--- START ---
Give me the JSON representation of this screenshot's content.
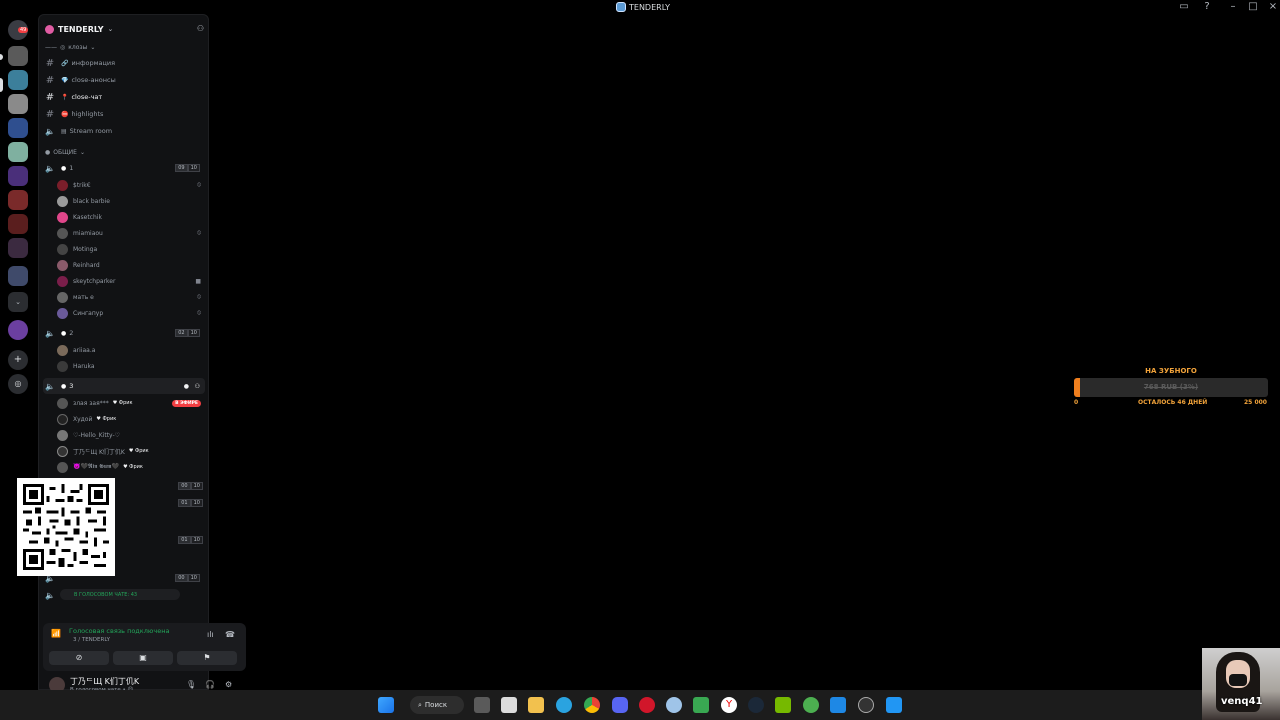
{
  "window": {
    "title": "TENDERLY"
  },
  "server": {
    "name": "TENDERLY"
  },
  "categories": {
    "closed": "клозы",
    "common": "ОБЩИЕ"
  },
  "channels": [
    {
      "name": "информация",
      "type": "text"
    },
    {
      "name": "close-анонсы",
      "type": "text"
    },
    {
      "name": "close-чат",
      "type": "text"
    },
    {
      "name": "highlights",
      "type": "text"
    },
    {
      "name": "Stream room",
      "type": "voice"
    }
  ],
  "voice_channels": [
    {
      "name": "1",
      "count_a": "09",
      "count_b": "10",
      "users": [
        "$trik€",
        "black barbie",
        "Kasetchik",
        "miamiaou",
        "Motinga",
        "Reinhard",
        "skeytchparker",
        "мать е",
        "Сингапур"
      ]
    },
    {
      "name": "2",
      "count_a": "02",
      "count_b": "10",
      "users": [
        "ariiaa.a",
        "Haruka"
      ]
    },
    {
      "name": "3",
      "users": [
        "злая зая***",
        "Худой",
        "♡-Hello_Kitty-♡",
        "丁乃ᄃЩ K们丁仉K",
        "👿‍🖤𝕽𝖎𝖓 𝕲𝖚𝖒🖤"
      ],
      "tags": [
        "Фрик",
        "Фрик",
        "",
        "Фрик",
        "Фрик"
      ],
      "live_label": "В ЭФИРЕ"
    }
  ],
  "extra_counts": [
    {
      "a": "00",
      "b": "10"
    },
    {
      "a": "01",
      "b": "10"
    },
    {
      "a": "01",
      "b": "10"
    },
    {
      "a": "00",
      "b": "10"
    }
  ],
  "voice_chip": "В ГОЛОСОВОМ ЧАТЕ: 43",
  "voice_panel": {
    "status": "Голосовая связь подключена",
    "location": "3 / TENDERLY"
  },
  "user_panel": {
    "name": "丁乃ᄃЩ K们丁仉K",
    "status": "В голосовом чате • 😊"
  },
  "donation": {
    "title": "НА ЗУБНОГО",
    "bar_text": "768 RUB (3%)",
    "progress_percent": 3,
    "min": "0",
    "remaining": "ОСТАЛОСЬ 46 ДНЕЙ",
    "max": "25 000"
  },
  "taskbar": {
    "search_label": "Поиск"
  },
  "webcam": {
    "name": "venq41"
  },
  "colors": {
    "accent_orange": "#f07f1e",
    "voice_green": "#23a55a",
    "live_red": "#f23f43",
    "sidebar_bg": "#111214"
  }
}
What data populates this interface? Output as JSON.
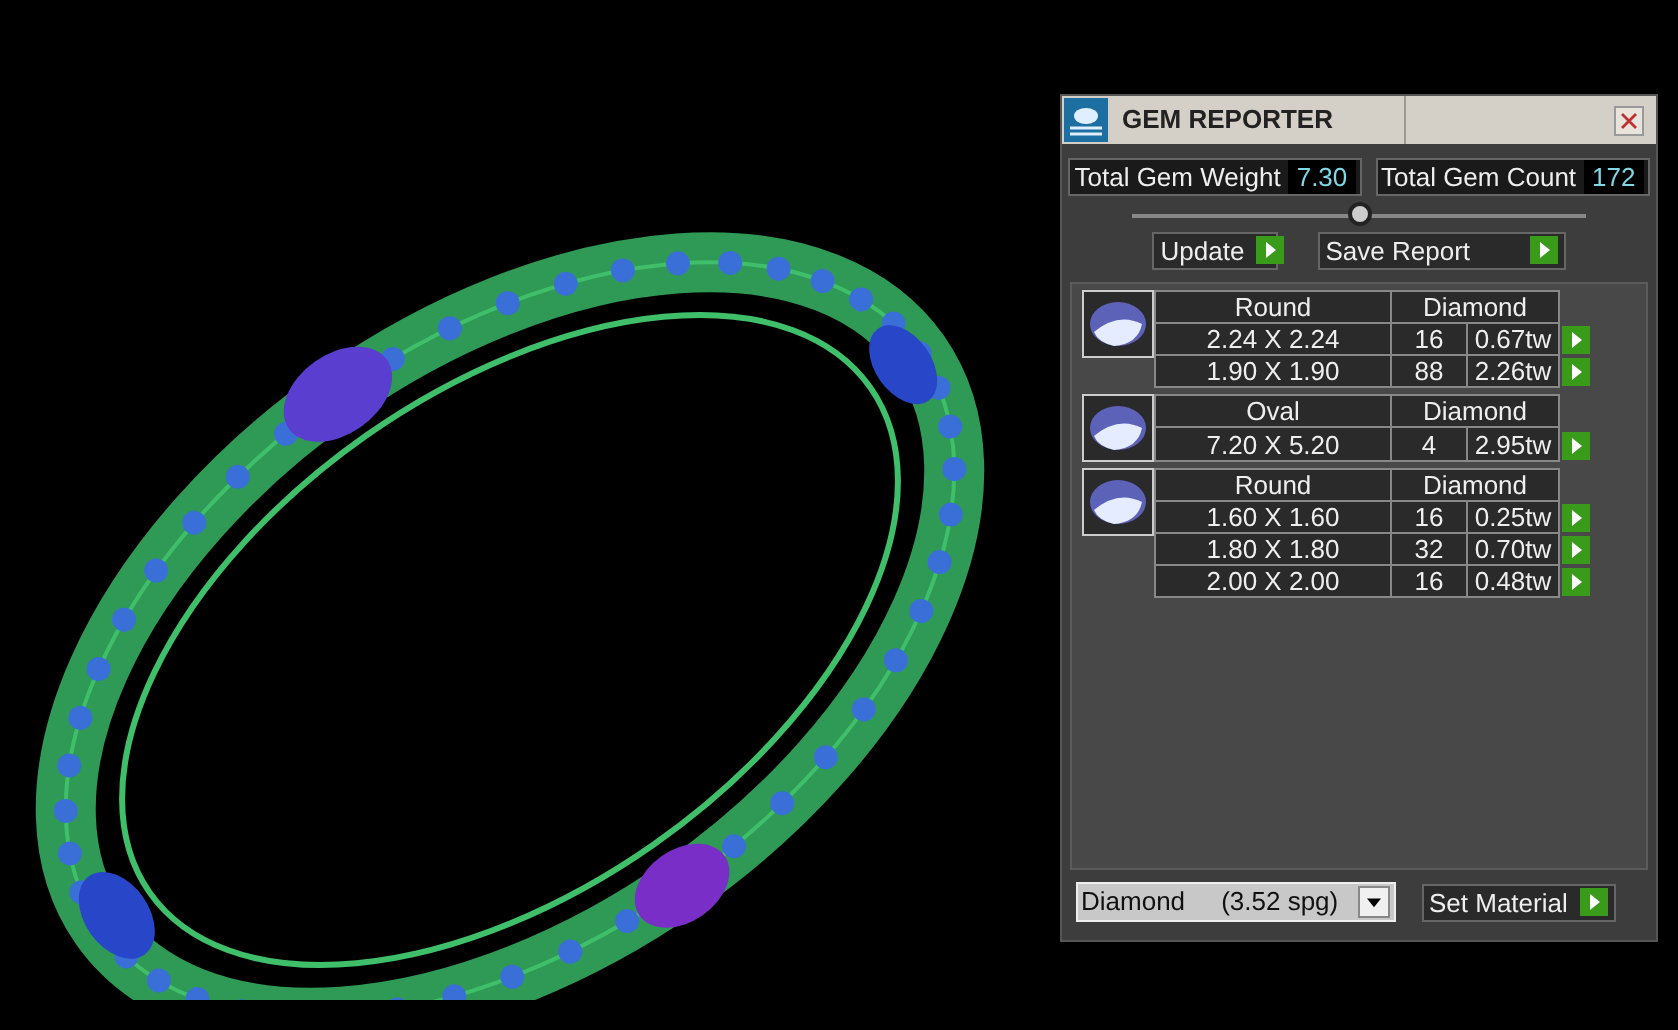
{
  "panel": {
    "title": "GEM REPORTER",
    "totals": [
      {
        "label": "Total Gem Weight",
        "value": "7.30"
      },
      {
        "label": "Total Gem Count",
        "value": "172"
      }
    ],
    "slider": {
      "level": 0.5
    },
    "buttons": [
      {
        "label": "Update"
      },
      {
        "label": "Save Report"
      }
    ],
    "groups": [
      {
        "shape": "Round",
        "material": "Diamond",
        "rows": [
          {
            "size": "2.24 X 2.24",
            "count": "16",
            "weight": "0.67tw"
          },
          {
            "size": "1.90 X 1.90",
            "count": "88",
            "weight": "2.26tw"
          }
        ]
      },
      {
        "shape": "Oval",
        "material": "Diamond",
        "rows": [
          {
            "size": "7.20 X 5.20",
            "count": "4",
            "weight": "2.95tw"
          }
        ]
      },
      {
        "shape": "Round",
        "material": "Diamond",
        "rows": [
          {
            "size": "1.60 X 1.60",
            "count": "16",
            "weight": "0.25tw"
          },
          {
            "size": "1.80 X 1.80",
            "count": "32",
            "weight": "0.70tw"
          },
          {
            "size": "2.00 X 2.00",
            "count": "16",
            "weight": "0.48tw"
          }
        ]
      }
    ],
    "material_select": {
      "value": "Diamond     (3.52 spg)"
    },
    "set_button": {
      "label": "Set Material"
    }
  }
}
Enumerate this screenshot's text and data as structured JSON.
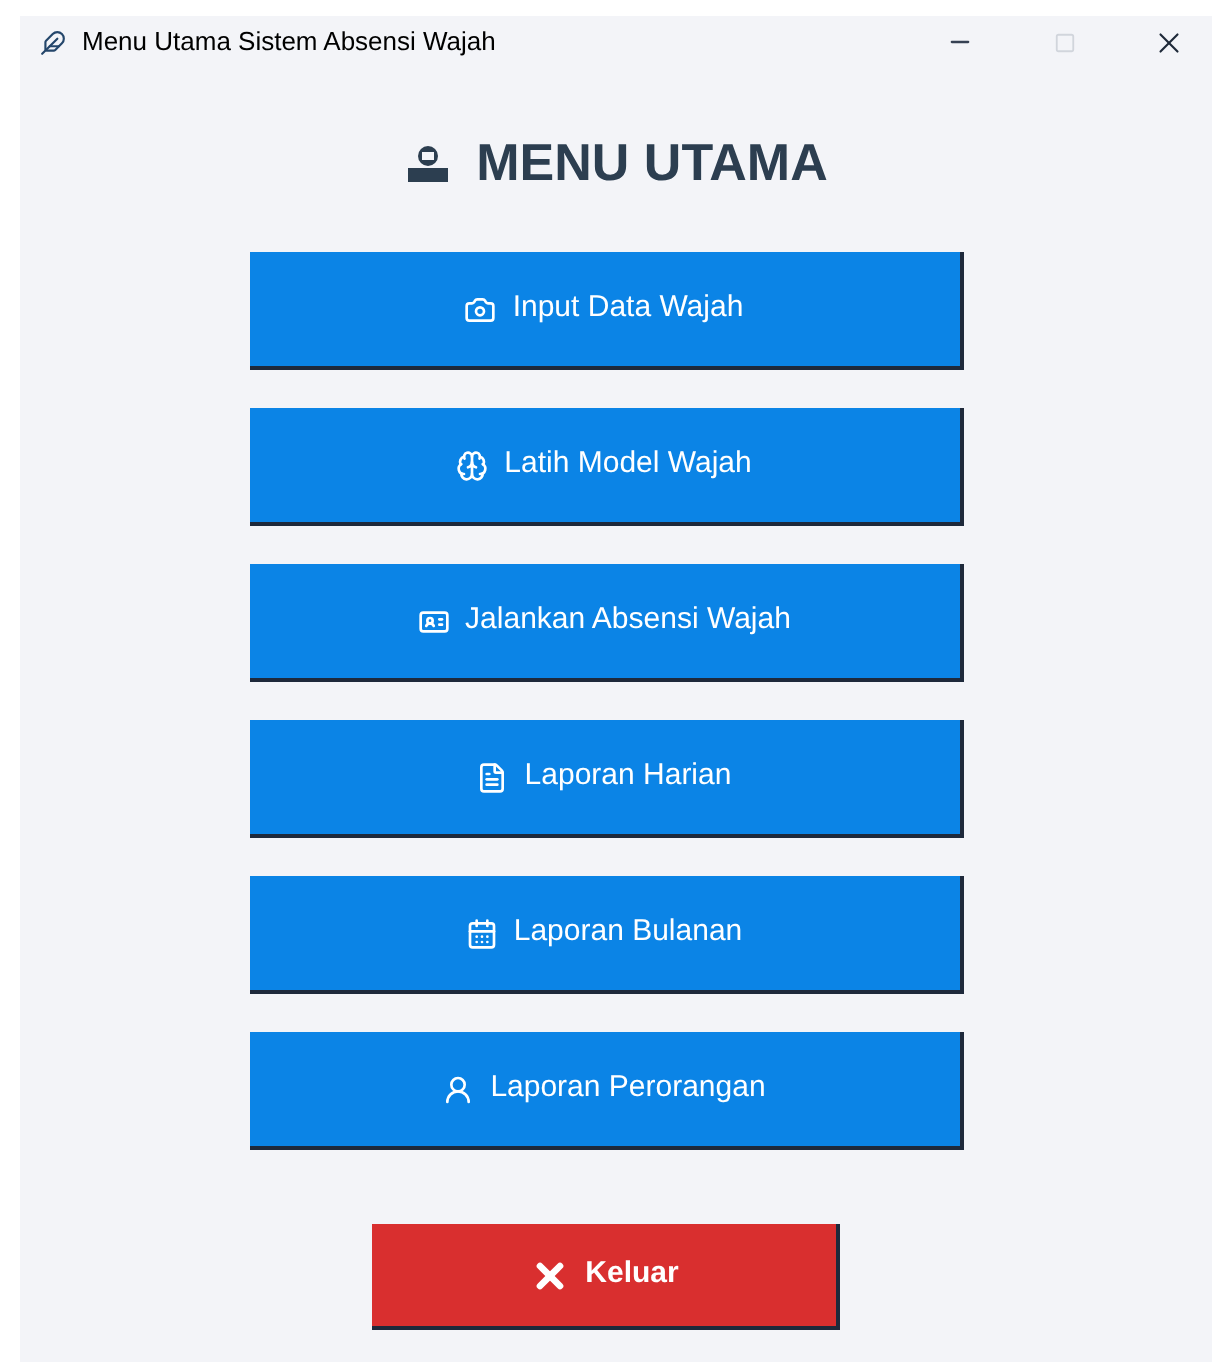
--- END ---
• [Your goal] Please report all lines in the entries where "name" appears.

• [Reply to the exercise]
    "name": "TENDERLY"
      "name": "информация",
      "name": "close-анонсы",
      "name": "close-чат",
      "name": "highlights",
      "name": "Stream room",
      "name": "1",
      "name": "2",
      "name": "3",
    "name": "丁乃ᄃЩ K们丁仉K",
    "name": "venq41"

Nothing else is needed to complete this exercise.